TASK DIRECTIONS - Give back the full data, unchanged and complete.

- - - - -

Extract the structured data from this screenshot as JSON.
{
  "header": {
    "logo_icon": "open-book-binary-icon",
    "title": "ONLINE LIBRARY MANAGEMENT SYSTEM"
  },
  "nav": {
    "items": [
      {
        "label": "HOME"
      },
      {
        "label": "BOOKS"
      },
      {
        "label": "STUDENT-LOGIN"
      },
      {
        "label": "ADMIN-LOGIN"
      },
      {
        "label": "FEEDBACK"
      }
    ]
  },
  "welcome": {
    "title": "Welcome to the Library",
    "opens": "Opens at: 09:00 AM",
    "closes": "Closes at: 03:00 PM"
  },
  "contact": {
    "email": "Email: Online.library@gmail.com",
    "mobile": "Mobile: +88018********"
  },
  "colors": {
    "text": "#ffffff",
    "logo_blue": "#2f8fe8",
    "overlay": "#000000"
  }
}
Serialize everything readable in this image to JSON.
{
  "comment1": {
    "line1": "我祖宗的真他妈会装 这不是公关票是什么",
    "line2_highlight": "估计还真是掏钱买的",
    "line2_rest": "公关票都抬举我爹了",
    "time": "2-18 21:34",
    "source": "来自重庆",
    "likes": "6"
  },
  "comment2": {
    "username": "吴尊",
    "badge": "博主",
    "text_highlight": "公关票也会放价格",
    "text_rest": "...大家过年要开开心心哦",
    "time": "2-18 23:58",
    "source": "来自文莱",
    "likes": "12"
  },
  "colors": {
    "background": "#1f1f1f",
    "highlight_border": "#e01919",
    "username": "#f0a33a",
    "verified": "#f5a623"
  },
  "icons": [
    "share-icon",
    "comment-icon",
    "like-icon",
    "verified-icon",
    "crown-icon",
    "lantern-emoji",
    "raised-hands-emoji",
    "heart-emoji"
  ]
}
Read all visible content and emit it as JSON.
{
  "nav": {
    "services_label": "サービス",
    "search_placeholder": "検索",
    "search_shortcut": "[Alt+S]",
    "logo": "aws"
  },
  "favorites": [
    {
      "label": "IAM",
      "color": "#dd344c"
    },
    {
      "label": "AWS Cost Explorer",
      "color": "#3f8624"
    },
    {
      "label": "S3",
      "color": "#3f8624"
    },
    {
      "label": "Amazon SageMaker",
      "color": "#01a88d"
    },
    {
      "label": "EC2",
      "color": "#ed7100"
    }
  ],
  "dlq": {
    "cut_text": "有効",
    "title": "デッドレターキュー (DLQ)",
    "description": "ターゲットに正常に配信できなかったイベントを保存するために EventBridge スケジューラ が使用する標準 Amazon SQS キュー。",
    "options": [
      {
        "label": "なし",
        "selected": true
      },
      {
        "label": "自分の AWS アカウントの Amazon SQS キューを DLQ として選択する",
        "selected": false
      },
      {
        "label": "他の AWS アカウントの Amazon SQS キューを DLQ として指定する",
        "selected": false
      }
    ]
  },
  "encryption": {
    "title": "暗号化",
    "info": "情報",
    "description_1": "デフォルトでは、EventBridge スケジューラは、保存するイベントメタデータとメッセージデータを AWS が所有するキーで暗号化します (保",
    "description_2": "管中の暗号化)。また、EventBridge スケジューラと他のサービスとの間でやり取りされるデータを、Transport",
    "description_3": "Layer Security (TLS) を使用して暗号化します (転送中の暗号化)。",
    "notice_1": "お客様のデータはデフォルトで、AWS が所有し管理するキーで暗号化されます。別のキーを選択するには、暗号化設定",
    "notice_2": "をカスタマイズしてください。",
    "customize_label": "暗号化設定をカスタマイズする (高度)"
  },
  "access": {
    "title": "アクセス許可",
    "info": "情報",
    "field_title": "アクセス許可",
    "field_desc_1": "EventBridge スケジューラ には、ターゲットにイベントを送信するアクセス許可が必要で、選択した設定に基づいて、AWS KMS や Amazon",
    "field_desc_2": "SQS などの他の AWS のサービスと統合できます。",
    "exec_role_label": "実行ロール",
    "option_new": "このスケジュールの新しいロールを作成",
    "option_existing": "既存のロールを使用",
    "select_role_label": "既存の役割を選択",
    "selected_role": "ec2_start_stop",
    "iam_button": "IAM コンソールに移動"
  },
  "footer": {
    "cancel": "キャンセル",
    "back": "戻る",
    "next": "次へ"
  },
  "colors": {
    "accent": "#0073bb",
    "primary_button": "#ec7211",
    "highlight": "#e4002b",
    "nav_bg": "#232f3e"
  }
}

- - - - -

ANSWER BOX -
Extract the structured data from this screenshot as JSON.
{
  "header": {
    "logo_icon": "open-book-binary-icon",
    "title": "ONLINE LIBRARY MANAGEMENT SYSTEM"
  },
  "nav": {
    "items": [
      {
        "label": "HOME"
      },
      {
        "label": "BOOKS"
      },
      {
        "label": "STUDENT-LOGIN"
      },
      {
        "label": "ADMIN-LOGIN"
      },
      {
        "label": "FEEDBACK"
      }
    ]
  },
  "welcome": {
    "title": "Welcome to the Library",
    "opens": "Opens at: 09:00 AM",
    "closes": "Closes at: 03:00 PM"
  },
  "contact": {
    "email": "Email: Online.library@gmail.com",
    "mobile": "Mobile: +88018********"
  },
  "colors": {
    "text": "#ffffff",
    "logo_blue": "#2f8fe8",
    "overlay": "#000000"
  }
}
Serialize everything readable in this image to JSON.
{
  "comment1": {
    "line1": "我祖宗的真他妈会装 这不是公关票是什么",
    "line2_highlight": "估计还真是掏钱买的",
    "line2_rest": "公关票都抬举我爹了",
    "time": "2-18 21:34",
    "source": "来自重庆",
    "likes": "6"
  },
  "comment2": {
    "username": "吴尊",
    "badge": "博主",
    "text_highlight": "公关票也会放价格",
    "text_rest": "...大家过年要开开心心哦",
    "time": "2-18 23:58",
    "source": "来自文莱",
    "likes": "12"
  },
  "colors": {
    "background": "#1f1f1f",
    "highlight_border": "#e01919",
    "username": "#f0a33a",
    "verified": "#f5a623"
  },
  "icons": [
    "share-icon",
    "comment-icon",
    "like-icon",
    "verified-icon",
    "crown-icon",
    "lantern-emoji",
    "raised-hands-emoji",
    "heart-emoji"
  ]
}
Read all visible content and emit it as JSON.
{
  "nav": {
    "services_label": "サービス",
    "search_placeholder": "検索",
    "search_shortcut": "[Alt+S]",
    "logo": "aws"
  },
  "favorites": [
    {
      "label": "IAM",
      "color": "#dd344c"
    },
    {
      "label": "AWS Cost Explorer",
      "color": "#3f8624"
    },
    {
      "label": "S3",
      "color": "#3f8624"
    },
    {
      "label": "Amazon SageMaker",
      "color": "#01a88d"
    },
    {
      "label": "EC2",
      "color": "#ed7100"
    }
  ],
  "dlq": {
    "cut_text": "有効",
    "title": "デッドレターキュー (DLQ)",
    "description": "ターゲットに正常に配信できなかったイベントを保存するために EventBridge スケジューラ が使用する標準 Amazon SQS キュー。",
    "options": [
      {
        "label": "なし",
        "selected": true
      },
      {
        "label": "自分の AWS アカウントの Amazon SQS キューを DLQ として選択する",
        "selected": false
      },
      {
        "label": "他の AWS アカウントの Amazon SQS キューを DLQ として指定する",
        "selected": false
      }
    ]
  },
  "encryption": {
    "title": "暗号化",
    "info": "情報",
    "description_1": "デフォルトでは、EventBridge スケジューラは、保存するイベントメタデータとメッセージデータを AWS が所有するキーで暗号化します (保",
    "description_2": "管中の暗号化)。また、EventBridge スケジューラと他のサービスとの間でやり取りされるデータを、Transport",
    "description_3": "Layer Security (TLS) を使用して暗号化します (転送中の暗号化)。",
    "notice_1": "お客様のデータはデフォルトで、AWS が所有し管理するキーで暗号化されます。別のキーを選択するには、暗号化設定",
    "notice_2": "をカスタマイズしてください。",
    "customize_label": "暗号化設定をカスタマイズする (高度)"
  },
  "access": {
    "title": "アクセス許可",
    "info": "情報",
    "field_title": "アクセス許可",
    "field_desc_1": "EventBridge スケジューラ には、ターゲットにイベントを送信するアクセス許可が必要で、選択した設定に基づいて、AWS KMS や Amazon",
    "field_desc_2": "SQS などの他の AWS のサービスと統合できます。",
    "exec_role_label": "実行ロール",
    "option_new": "このスケジュールの新しいロールを作成",
    "option_existing": "既存のロールを使用",
    "select_role_label": "既存の役割を選択",
    "selected_role": "ec2_start_stop",
    "iam_button": "IAM コンソールに移動"
  },
  "footer": {
    "cancel": "キャンセル",
    "back": "戻る",
    "next": "次へ"
  },
  "colors": {
    "accent": "#0073bb",
    "primary_button": "#ec7211",
    "highlight": "#e4002b",
    "nav_bg": "#232f3e"
  }
}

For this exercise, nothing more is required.